Monday, April 18, 2011


We were delighted to have Jerry Jenkins visit Tate Publishing last week to discuss his future books, The Christian Writers Guild and Guide, and several other possibilities. We were honored he chose to come and discuss with us numerous options.

When it comes to selling books in the Christian publishing market, you won't find a much bigger name than Jerry B. Jenkins , co-author of the Left Behind series of books. Along with his co-author, Tim LaHaye, Jenkins has had 16 bestsellers in the series, with more than 70 million copies sold. To say Jenkins knows something about selling books is like saying a fish knows something about being wet.

Jenkins also heads the Jerry B. Jenkins Christian Writers Guild, which offers courses geared toward helping aspiring writers perfect their craft. It was in this role that Jenkins visited the offices of Tate Publishing today to take a tour and see what our company was all about. It's not everyday you get to do a Q & A with an author who has sold 70 million books about what it takes to sell those books. Surely, there must be some secret, right?

When I am given the opportunity to ask an author like Jenkins questions about book promotion and marketing, I try to do it from the standpoint of an author trying to make it in the industry, not as someone who sells books for a living. With this introduction now out of the way, I will let Jenkins explain how things work in the publishing industry, in his own words (from notes taken during our meetings).

What advice do you have for aspiring writers?

"Too many authors think everything starts with their book. Starting your writing career with a book is like a five year old starting graduate school. Writers need to work up to their first book by writing articles and short stories and perfecting their craft."

What kind of expectations should a new author have with their first book?

"(New) authors are thoroughly unrealistic. They think that "if my book was just in a bookstore it would become a bestseller. If only I could get on Oprah." It takes word of mouth, telling people about your book, attending conferences, doing speaking engagements and getting the word out. Authors are going to do most of the work, and they need to. Publishers count on authors being the Number One salesperson. Nobody knows more about their book and can speak about it with more passion than the author."

Something that appeals to me about Tate Publishing is the personal attention they offer. This is a tough game, and if you are intimidated by the odds of making it in the publishing industry, this may not be the game for you. Use those long odds as a challenge to be one of the authors who do make it."
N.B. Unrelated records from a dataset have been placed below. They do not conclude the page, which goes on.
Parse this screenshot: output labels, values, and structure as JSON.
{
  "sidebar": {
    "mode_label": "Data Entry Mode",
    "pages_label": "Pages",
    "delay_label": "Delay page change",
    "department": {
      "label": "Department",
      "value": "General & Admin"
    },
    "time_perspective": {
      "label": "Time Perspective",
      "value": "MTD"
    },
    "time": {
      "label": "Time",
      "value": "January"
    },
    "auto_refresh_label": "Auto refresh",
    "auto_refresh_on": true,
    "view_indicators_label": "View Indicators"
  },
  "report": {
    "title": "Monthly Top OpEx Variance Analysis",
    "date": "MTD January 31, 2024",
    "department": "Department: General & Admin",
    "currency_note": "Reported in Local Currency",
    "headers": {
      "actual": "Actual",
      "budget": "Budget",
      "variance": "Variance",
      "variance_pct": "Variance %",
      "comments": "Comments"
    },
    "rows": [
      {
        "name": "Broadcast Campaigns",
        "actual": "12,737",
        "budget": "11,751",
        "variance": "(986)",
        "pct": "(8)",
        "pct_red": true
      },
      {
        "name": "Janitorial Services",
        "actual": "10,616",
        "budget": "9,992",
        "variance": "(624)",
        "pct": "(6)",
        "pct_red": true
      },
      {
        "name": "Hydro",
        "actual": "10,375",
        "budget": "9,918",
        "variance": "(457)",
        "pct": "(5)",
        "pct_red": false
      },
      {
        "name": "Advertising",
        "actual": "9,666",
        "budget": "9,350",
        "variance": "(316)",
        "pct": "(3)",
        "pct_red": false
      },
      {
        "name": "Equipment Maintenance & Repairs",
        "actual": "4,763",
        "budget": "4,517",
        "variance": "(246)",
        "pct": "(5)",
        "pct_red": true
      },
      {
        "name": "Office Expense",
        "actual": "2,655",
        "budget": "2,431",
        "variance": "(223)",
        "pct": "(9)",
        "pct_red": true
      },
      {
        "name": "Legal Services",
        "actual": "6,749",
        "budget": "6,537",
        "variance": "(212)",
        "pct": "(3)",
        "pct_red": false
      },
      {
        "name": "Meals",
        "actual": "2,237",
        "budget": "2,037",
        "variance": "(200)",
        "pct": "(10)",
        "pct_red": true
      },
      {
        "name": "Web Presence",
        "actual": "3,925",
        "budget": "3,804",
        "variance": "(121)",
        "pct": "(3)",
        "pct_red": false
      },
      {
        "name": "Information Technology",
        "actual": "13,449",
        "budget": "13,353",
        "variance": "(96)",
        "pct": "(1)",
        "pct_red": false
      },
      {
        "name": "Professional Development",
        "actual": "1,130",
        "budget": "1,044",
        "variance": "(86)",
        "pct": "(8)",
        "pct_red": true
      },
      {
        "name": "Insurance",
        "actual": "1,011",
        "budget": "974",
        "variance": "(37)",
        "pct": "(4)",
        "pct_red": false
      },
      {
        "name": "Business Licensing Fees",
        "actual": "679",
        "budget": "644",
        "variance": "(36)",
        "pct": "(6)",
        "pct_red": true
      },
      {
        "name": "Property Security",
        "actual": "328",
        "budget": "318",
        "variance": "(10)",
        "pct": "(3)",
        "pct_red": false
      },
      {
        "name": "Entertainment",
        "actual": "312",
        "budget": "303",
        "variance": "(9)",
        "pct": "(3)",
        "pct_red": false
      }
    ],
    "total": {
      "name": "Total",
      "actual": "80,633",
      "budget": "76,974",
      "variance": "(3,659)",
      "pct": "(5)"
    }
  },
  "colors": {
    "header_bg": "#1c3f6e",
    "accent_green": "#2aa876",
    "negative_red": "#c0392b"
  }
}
What is the difference between marketing your first book and promoting your more recent books?

"It really doesn't change. When Left Behind became a bestseller and was doing so well we just held on for dear life. Look at bestsellers as a season. They don't last, and one bestseller doesn't mean your next book is going to be a bestseller. Just because a book has my name on it or I wrote Left Behind doesn't mean it's automatically going to be a bestseller. It always takes work, speaking engagements and conferences. The work doesn't change regardless of success."

At this point, Jenkins' wife of 40 years, Dianna, pointed out that Jenkins hires his own publicists when it's time to promote another book.

What advice do you have for authors who are struggling with book sales?

Most authors miss it. They think most of the promotion starts at the beginning when the book is released. Most publishers stop promoting a book after six months to a year. New York publishers stop promoting after three months or less if the book doesn't take off. Then it's all on the author. When you still have 1,000 or 2,000 books left to sell, THAT'S the time to really start promoting. Hire a publicist. Get interviews. Speak at conferences. Connect with the audience with which you are an expert. Even if there are only 50 people there, that's 49 more people than you are talking to right now.

Nothing is going to happen automatically. Word of mouth is the best sales tool, and that should come from the author. There are no shortcuts."

Jenkins stated "If you are intimidated by the odds, you are in the wrong profession. It should be a motivation."

We were delighted to have Jerry here touring our campus, speaking to our staff, and sharing with us his visions and dreams. We look forward to working with him in the coming days.

1 comment:

Susan said...

I am new to your blog and just read Jerry Jenkins insightful interview and your other posts about writing and getting published. Thanks for spending your time providing such useful information and guidance to new writers. I have been writing for years but have just completed a YA book and am learning so much from agent, author and publisher blogs. Thanks for inspiring me.